■ **Work task**
When a line of the records contains "اليمني", copy it.

Extracted data entries:
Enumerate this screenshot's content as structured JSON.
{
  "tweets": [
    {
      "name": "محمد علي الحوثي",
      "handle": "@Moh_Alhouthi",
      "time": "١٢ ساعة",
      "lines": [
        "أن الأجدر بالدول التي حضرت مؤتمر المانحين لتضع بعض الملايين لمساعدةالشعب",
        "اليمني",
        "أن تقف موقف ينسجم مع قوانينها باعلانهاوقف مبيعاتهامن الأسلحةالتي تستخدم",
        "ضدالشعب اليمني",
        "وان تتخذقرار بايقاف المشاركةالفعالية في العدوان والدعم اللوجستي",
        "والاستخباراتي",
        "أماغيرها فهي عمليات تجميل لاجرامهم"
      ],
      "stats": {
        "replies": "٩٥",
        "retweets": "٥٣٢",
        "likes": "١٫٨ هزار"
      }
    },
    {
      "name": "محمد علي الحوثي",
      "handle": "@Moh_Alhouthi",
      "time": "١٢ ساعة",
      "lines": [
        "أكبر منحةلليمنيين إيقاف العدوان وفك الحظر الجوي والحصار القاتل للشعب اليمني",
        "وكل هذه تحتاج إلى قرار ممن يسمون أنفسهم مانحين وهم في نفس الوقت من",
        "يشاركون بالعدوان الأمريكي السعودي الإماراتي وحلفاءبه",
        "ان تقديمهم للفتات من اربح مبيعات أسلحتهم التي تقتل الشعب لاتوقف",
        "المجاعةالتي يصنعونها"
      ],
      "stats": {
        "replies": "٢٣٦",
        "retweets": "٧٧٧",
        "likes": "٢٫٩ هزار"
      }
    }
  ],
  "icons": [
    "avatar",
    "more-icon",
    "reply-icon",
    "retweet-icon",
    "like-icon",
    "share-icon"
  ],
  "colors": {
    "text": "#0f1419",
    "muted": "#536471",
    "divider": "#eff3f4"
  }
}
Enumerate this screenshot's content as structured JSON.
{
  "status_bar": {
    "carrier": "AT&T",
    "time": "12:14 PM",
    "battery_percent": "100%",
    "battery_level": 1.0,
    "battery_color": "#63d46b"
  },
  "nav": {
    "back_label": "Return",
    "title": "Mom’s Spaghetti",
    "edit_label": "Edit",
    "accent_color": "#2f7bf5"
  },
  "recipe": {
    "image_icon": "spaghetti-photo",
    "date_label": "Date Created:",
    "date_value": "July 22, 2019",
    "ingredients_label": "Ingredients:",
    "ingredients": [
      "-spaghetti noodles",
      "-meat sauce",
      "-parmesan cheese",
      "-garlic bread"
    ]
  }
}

■ **Solution to this exercise**
        "اليمني",
        "ضدالشعب اليمني",
        "أكبر منحةلليمنيين إيقاف العدوان وفك الحظر الجوي والحصار القاتل للشعب اليمني",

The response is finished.